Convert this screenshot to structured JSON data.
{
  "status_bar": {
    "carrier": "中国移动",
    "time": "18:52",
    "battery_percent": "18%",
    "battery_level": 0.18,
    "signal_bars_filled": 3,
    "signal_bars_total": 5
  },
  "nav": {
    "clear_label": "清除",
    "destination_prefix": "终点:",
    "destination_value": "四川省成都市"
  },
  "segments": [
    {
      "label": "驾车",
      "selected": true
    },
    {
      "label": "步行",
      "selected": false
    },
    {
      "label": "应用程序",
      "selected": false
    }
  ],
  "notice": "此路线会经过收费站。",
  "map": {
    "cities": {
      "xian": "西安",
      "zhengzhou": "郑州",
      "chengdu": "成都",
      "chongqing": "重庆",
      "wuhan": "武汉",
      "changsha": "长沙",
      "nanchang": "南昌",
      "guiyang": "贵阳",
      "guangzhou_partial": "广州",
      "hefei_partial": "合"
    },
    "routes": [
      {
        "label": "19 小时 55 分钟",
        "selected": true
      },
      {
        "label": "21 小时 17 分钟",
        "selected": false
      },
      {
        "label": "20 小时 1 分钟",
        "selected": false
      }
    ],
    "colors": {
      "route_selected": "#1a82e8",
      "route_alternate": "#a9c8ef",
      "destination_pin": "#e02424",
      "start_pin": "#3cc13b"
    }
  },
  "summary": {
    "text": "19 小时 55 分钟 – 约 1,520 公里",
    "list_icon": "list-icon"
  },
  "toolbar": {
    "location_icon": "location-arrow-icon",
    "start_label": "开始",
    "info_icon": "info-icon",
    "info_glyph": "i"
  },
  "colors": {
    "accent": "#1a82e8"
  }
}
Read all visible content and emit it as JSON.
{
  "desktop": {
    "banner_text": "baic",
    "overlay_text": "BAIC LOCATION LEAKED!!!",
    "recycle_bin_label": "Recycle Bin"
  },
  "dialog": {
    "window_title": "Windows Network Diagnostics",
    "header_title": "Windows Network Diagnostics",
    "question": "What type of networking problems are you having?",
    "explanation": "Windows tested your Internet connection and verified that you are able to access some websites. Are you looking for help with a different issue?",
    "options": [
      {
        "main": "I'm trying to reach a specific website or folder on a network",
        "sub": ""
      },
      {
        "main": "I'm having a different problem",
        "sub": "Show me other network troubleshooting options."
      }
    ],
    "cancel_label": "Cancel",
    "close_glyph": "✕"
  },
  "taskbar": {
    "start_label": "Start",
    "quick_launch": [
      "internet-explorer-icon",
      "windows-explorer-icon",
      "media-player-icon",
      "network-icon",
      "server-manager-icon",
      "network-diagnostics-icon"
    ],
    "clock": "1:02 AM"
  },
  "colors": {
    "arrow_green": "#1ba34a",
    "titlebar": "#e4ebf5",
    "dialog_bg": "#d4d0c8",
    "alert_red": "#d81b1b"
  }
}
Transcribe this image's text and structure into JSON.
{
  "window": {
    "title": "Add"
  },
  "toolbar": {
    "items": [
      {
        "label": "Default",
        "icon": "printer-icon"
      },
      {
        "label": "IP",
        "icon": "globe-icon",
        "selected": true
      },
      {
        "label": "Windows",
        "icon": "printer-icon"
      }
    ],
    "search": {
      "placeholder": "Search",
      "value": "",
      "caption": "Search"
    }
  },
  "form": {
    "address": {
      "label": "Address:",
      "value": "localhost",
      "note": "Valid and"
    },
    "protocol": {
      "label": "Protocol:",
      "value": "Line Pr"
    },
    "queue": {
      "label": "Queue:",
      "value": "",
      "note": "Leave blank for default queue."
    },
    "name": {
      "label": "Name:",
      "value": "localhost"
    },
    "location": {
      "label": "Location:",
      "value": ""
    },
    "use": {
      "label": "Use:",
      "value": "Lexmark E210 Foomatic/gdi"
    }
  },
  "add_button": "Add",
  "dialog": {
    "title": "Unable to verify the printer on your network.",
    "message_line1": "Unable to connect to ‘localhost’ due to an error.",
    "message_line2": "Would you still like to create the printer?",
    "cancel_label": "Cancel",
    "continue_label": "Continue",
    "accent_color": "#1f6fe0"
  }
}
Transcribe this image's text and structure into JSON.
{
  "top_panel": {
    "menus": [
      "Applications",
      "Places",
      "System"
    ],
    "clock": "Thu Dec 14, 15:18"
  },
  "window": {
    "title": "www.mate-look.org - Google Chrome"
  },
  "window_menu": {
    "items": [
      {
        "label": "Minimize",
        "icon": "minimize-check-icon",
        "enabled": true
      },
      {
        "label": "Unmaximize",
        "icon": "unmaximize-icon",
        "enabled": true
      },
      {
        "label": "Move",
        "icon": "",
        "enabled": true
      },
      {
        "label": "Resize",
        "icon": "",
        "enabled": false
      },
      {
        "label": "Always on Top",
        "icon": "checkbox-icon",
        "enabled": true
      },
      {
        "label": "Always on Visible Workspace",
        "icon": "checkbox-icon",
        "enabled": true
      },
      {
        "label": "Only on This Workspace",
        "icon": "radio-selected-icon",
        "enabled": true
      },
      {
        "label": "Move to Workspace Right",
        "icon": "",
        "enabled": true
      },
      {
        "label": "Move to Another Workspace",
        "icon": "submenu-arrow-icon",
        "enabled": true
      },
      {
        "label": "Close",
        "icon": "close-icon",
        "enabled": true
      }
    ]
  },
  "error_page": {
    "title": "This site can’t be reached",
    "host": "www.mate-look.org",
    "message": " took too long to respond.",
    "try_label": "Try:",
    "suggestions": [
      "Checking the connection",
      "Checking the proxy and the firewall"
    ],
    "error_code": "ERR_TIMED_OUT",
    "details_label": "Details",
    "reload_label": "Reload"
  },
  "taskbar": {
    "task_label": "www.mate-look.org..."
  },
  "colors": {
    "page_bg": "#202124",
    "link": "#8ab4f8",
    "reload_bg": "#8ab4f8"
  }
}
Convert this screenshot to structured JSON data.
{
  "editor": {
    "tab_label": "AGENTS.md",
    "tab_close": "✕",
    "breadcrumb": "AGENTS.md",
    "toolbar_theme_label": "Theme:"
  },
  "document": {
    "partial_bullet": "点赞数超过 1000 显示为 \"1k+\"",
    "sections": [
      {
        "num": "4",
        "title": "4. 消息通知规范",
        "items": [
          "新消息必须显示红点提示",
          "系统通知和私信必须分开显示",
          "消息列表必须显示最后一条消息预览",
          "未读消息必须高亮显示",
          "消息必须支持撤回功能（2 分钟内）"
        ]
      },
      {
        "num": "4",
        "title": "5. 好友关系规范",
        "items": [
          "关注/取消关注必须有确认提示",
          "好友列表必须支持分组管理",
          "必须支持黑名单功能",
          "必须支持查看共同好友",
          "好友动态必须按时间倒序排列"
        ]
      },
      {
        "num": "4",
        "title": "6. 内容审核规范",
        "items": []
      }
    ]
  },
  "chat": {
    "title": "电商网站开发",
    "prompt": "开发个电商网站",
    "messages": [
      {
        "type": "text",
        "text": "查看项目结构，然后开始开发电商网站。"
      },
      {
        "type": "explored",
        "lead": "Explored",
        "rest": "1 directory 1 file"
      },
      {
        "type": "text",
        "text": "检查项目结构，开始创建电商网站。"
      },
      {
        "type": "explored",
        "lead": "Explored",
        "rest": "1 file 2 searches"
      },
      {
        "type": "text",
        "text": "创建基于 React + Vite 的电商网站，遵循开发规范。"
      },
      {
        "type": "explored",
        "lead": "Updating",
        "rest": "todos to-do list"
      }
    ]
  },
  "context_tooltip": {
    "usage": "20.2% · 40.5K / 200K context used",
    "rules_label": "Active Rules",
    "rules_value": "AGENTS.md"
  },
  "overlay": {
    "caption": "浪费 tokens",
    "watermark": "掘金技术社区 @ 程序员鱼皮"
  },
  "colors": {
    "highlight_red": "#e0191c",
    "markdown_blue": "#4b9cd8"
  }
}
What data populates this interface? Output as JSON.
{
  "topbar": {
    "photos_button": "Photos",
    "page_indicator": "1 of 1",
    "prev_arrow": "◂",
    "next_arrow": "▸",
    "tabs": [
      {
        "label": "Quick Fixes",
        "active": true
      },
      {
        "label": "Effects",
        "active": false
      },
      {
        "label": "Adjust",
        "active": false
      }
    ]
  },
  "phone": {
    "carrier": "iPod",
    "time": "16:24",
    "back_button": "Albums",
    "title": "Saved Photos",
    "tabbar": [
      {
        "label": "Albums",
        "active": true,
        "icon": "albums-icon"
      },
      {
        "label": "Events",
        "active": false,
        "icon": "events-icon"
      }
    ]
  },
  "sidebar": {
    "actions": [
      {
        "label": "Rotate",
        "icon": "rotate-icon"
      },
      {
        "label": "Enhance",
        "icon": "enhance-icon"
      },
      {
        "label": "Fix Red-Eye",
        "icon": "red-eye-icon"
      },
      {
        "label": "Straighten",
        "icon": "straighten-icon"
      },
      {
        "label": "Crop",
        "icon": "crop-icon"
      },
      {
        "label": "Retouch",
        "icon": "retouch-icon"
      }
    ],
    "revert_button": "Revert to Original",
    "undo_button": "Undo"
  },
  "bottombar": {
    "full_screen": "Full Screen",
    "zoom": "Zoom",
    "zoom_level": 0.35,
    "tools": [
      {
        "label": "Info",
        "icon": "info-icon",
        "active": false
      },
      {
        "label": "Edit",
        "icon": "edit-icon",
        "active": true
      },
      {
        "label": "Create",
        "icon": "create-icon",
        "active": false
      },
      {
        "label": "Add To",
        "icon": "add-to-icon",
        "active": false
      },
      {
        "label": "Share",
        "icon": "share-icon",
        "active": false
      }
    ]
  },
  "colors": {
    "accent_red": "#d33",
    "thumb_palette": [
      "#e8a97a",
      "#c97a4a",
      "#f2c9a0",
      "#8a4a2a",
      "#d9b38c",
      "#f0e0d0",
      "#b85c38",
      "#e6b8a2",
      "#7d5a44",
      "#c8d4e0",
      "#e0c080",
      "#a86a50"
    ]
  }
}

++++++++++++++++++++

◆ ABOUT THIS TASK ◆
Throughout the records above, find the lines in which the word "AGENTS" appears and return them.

◆ ANSWER ◆
    "tab_label": "AGENTS.md",
    "breadcrumb": "AGENTS.md",
    "rules_value": "AGENTS.md"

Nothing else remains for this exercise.